→ RECORDS FOR PROCESSING:
********************
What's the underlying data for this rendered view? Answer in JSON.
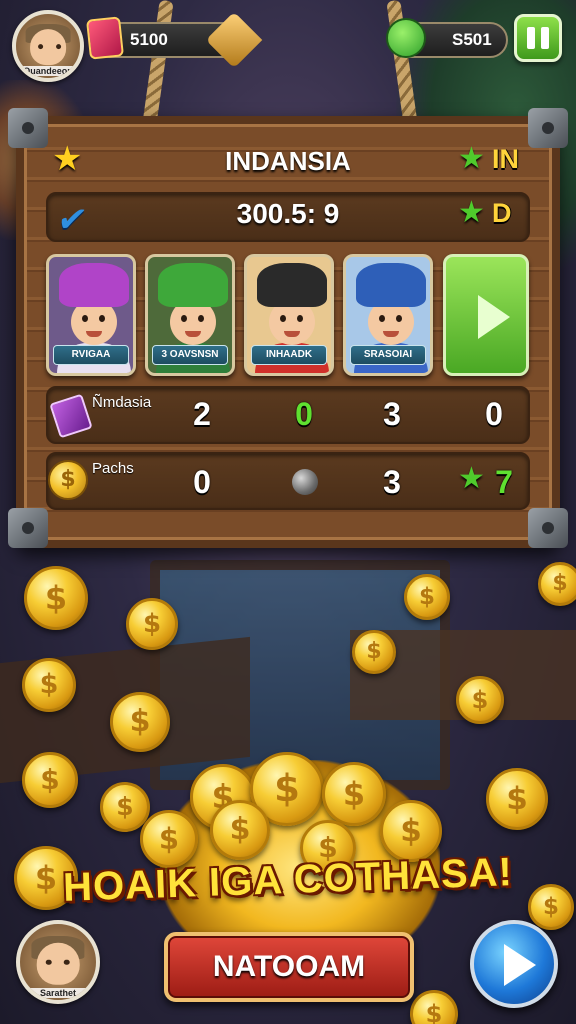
{
  "player": {
    "name": "Quandeeon"
  },
  "resources": {
    "gems": "5100",
    "cash": "S501"
  },
  "board": {
    "title": "INDANSIA",
    "title_tag": "IN",
    "score": "300.5: 9",
    "score_tag": "D",
    "characters": [
      {
        "label": "RVIGAA",
        "hat_color": "#b044c8",
        "body_color": "#e8e0f0",
        "bg": "#6e5a8a"
      },
      {
        "label": "3 OAVSNSN",
        "hat_color": "#3ea83a",
        "body_color": "#2f7f3a",
        "bg": "#4e6a3a"
      },
      {
        "label": "INHAADK",
        "hat_color": "#2a2a2a",
        "body_color": "#d0302a",
        "bg": "#e8c890"
      },
      {
        "label": "SRASOIAI",
        "hat_color": "#2e5fb8",
        "body_color": "#3a66c8",
        "bg": "#a8c8e8"
      }
    ],
    "stats": [
      {
        "label": "Ñmdasia",
        "values": [
          "2",
          "0",
          "3",
          "0"
        ]
      },
      {
        "label": "Pachs",
        "values": [
          "0",
          "",
          "3",
          "7"
        ]
      }
    ]
  },
  "banner": {
    "text": "HOAIK IGA COTHASA!"
  },
  "buttons": {
    "main": "NATOOAM"
  },
  "bottom_player": {
    "name": "Sarathet"
  }
}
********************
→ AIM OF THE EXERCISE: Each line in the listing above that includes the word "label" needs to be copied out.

→ RESPONSE AREA:
        "label": "RVIGAA",
        "label": "3 OAVSNSN",
        "label": "INHAADK",
        "label": "SRASOIAI",
        "label": "Ñmdasia",
        "label": "Pachs",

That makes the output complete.